It’s a challenge to be taken one step at a time: Run a marathon — that’s 26.2 miles — while ascending part of The Great Wall of China — 5,164 vertical steps.
For Jason Boschan, it’s also an opportunity to try and raise $50,000 for primary progressive aphasia (PPA) research at the Cognitive Neurology and Alzheimer’s Disease Center (CNADC) of Northwestern University Feinberg School of Medicine. A little known disease, Boschan learned of the condition when his grandfather was diagnosed with it a few years back.
PPA was first identified as a distinct form of dementia in the early ’80s by Marsel Mesulam, MD, director of the CNADC. The condition, a “cousin of Alzheimer’s disease,” often occurs in individuals in their 50s and 60s, an age that physicians don’t usually associate with neurodegenerative diseases.

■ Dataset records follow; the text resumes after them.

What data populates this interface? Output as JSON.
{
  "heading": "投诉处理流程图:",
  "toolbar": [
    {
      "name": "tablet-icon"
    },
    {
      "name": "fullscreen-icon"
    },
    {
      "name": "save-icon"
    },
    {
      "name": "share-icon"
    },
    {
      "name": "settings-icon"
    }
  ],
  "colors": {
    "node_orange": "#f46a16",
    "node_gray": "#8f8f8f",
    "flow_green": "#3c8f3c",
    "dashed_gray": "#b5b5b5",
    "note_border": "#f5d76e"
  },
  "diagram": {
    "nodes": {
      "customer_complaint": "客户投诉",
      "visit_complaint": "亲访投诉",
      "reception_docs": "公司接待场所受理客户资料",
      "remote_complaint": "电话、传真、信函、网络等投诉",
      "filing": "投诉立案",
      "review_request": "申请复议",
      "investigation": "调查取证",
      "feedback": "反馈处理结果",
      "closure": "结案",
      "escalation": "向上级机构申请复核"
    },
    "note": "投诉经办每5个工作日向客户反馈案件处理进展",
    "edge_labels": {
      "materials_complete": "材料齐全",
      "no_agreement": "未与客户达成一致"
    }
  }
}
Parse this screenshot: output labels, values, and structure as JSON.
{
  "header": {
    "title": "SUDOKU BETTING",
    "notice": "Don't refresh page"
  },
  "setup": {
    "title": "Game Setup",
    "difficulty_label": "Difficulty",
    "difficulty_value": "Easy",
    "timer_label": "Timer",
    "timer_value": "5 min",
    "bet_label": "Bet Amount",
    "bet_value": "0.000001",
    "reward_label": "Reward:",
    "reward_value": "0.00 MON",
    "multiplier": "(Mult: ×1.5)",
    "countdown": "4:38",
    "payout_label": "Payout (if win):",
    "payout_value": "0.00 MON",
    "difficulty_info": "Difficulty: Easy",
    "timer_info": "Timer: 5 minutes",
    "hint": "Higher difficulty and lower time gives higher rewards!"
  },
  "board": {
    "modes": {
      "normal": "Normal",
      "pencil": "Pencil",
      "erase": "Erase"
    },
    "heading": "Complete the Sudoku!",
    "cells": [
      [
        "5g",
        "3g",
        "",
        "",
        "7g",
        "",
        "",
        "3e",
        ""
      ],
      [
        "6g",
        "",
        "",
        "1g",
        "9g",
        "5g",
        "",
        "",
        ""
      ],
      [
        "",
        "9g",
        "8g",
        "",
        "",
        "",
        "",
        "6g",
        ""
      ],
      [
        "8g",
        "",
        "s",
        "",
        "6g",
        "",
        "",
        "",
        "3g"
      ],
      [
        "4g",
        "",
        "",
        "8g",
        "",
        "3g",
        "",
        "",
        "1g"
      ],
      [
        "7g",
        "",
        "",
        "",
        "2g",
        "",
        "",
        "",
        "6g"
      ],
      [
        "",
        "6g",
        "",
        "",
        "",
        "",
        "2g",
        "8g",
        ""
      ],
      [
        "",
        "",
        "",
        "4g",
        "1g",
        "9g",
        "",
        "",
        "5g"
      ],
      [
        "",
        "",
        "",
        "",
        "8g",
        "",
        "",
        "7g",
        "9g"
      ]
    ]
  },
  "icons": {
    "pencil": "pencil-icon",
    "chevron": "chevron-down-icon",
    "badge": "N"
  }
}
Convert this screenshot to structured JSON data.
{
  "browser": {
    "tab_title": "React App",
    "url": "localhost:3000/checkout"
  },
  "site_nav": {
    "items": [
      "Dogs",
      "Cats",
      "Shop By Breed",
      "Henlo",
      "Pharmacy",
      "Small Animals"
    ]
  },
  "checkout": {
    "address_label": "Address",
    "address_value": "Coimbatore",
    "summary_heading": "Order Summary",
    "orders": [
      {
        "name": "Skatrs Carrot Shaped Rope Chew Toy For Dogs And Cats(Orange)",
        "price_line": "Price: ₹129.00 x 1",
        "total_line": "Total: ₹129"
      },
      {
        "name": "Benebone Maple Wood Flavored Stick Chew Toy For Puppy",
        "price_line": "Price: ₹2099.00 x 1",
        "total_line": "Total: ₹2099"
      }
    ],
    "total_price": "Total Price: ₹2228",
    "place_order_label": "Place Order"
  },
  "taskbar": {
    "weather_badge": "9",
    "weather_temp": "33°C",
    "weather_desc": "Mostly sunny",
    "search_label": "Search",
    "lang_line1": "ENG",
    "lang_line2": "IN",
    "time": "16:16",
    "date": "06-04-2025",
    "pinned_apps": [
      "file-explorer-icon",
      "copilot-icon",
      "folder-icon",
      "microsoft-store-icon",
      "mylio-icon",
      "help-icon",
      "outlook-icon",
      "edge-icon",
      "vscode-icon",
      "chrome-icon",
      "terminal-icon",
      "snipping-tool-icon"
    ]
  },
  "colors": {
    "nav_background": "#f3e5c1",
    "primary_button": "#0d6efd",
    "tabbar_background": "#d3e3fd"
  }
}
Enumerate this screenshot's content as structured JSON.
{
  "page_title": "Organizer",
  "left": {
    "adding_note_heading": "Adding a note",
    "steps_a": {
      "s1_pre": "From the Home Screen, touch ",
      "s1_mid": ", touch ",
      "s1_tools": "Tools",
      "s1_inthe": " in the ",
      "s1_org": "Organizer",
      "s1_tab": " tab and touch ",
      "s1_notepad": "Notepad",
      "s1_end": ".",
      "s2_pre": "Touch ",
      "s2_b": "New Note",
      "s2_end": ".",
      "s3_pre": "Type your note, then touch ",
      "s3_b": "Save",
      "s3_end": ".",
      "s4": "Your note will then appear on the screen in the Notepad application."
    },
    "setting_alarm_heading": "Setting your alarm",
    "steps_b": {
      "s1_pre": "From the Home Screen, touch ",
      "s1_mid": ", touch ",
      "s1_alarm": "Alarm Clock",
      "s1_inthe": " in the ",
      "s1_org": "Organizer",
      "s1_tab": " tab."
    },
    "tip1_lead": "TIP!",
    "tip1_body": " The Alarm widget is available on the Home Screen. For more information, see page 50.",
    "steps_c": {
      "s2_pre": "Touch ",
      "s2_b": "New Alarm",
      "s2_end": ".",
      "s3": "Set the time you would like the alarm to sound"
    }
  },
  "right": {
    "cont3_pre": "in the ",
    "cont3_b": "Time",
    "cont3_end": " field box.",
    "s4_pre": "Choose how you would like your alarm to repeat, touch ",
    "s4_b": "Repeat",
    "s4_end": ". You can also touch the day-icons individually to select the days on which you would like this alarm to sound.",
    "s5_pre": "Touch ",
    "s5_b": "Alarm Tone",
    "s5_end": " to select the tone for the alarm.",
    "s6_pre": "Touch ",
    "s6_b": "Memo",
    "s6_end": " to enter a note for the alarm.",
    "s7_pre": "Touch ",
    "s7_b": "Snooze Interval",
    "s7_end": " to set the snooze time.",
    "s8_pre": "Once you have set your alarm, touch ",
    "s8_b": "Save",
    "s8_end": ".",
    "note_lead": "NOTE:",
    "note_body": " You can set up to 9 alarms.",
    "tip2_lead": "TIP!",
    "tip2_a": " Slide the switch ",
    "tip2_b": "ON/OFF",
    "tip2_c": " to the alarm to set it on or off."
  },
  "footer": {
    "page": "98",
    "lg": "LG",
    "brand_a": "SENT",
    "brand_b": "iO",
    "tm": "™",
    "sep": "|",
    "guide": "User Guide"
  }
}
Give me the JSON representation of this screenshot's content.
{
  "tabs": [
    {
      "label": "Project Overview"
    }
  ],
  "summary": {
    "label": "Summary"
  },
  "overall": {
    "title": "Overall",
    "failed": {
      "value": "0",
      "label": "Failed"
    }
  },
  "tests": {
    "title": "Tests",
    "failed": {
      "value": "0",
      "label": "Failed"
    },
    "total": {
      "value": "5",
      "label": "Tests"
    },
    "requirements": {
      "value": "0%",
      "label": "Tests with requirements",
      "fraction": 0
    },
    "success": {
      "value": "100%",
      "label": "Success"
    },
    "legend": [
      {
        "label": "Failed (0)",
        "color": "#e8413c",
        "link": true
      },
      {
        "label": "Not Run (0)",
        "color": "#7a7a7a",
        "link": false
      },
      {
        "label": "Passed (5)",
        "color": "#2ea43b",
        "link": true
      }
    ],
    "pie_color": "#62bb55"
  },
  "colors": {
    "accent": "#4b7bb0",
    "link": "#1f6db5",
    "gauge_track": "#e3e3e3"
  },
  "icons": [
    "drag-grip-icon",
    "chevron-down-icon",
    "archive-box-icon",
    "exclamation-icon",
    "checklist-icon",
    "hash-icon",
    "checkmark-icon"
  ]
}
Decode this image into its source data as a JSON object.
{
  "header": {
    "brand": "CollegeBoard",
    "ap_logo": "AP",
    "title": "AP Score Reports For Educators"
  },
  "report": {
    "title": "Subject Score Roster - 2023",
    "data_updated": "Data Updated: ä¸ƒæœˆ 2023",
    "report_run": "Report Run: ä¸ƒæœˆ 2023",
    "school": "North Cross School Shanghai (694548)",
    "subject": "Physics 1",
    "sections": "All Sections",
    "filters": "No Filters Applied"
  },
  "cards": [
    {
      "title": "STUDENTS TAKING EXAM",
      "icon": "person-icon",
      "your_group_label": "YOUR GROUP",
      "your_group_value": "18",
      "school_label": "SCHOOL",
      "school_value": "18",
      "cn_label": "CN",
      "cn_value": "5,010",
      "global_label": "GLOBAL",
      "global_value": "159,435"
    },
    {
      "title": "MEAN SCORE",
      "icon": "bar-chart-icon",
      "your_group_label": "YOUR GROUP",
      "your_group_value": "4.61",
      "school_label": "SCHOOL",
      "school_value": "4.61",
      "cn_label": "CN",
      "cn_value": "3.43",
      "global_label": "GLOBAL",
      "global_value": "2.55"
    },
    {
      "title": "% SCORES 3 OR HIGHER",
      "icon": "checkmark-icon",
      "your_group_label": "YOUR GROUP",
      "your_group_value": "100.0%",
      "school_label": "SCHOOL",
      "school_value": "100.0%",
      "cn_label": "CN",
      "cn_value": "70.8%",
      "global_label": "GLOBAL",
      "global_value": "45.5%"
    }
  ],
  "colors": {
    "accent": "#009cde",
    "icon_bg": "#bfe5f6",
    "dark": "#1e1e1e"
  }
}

Unlike Alzheimer’s, which affects memory, PPA involves a decline in the ability to communicate, as nerve cells in the part of the brain that control language are destroyed. Although memory is not initially affected, 30 to 40 percent of patients with the condition are also diagnosed with Alzheimer’s. The remaining 60 percent suffer solely from frontotemporal labor degeneration, a disorder associated with atrophy of the brain.
“PPA is a disease that causes a slow and gradual impairment on the ability to find words,” said Mesulam, director of the CNADC. “The ‘tip of the tongue’ phenomenon that people experience from time to time is normal. In patients with PPA, it becomes more frequent and frustrating.”
Funded by a five-year grant from the National Institute on Deafness and Other Communication Disorders, the CNADC is continuing a comprehensive investigation that involves 77 PPA patients from 32 states and two Canadian provinces. The grant allows the CNADC to bring individuals living with PPA to Chicago for two days of neuropsychological testing, magnetic resonance imaging scans, and a daylong visit to the Evanston campus for language experiments.
PPA is a relatively rare neurological syndrome when compared to Alzheimer’s disease — Mesulam suspects tens of thousands of cases in the United States. It begins gradually and worsens to a point where understanding written or spoken language is lost.
“My grandfather's life has changed pretty dramatically over the last couple of years,” Boschan said. “He had to stop practicing as a pediatrician, moved into an assisted living home, and his speech and mental comprehension skills have slowed down substantially. He is still able to understand many things which are said to him, and depending on the day, he responds quicker than others.”
The CNADC, along with three other National Institutes of Health Alzheimer’s Disease Centers (ADC), has specific PPA investigators, however each of the 30 ADC’s work with the condition on some level.
“These diseases are not killers, but they undermine the body’s resistance to other things that eventually cause death,” Mesulam said. “The important thing is what happens when patients are alive. A sometimes frustrating but full life can be had.”
The primary goal of treatment for individuals with PPA is to improve their ability to communicate. Because the types of language problems vary, the treatment options do as well. Some patients use communication notebooks, flash cards, gestures, or technological devices to interact.
A byproduct of the diagnosis is often an increased focus on hobbies like gardening, crafts, or other art forms. Some of that patient artwork was up for auction when Boschan, who lives in Charlotte, North Carolina, came to Chicago as part of a CNADC fundraising event on February 24. He also took part in the Hustle up the Hancock — 94 flights totaling 1,632 stairs — as part of his training for the marathon.
With about 80 days remaining before the Great Wall event on May 19, the 33-year-old Boschan had surpassed $38,000 in Run4Papa fundraising for the CNADC.
“One way or another, attention is being brought to Northwestern, the magnificent research team, and all patients and families battling this disease each and every day,” Boschan said, noting donations have ranged from $5 to several thousand dollars. “With awareness comes donations, with donations comes research, with research comes treatment, and with treatment comes a cure. Educating people about the disease through the fundraising process has been a remarkable experience.”
For Boschan, the chance to tell his grandfather’s story has provided an opportunity to better understand a condition of dementia that hadn’t had a global fundraising effort before. And because of that, the relationship he has with his grandfather has been made even stronger.
“He has been fully aware of this campaign from its inception and the other month told me that his legs couldn't run the Great Wall,” Boschan said of his 86-year-old Papa. “I assured him mine would carry us both along this journey and help fight for other patients seeking a cure and more awareness for this disease locally, nationally, and internationally.”
To make an online gift, visit http://www.giving.northwestern.edu/nu/CNADC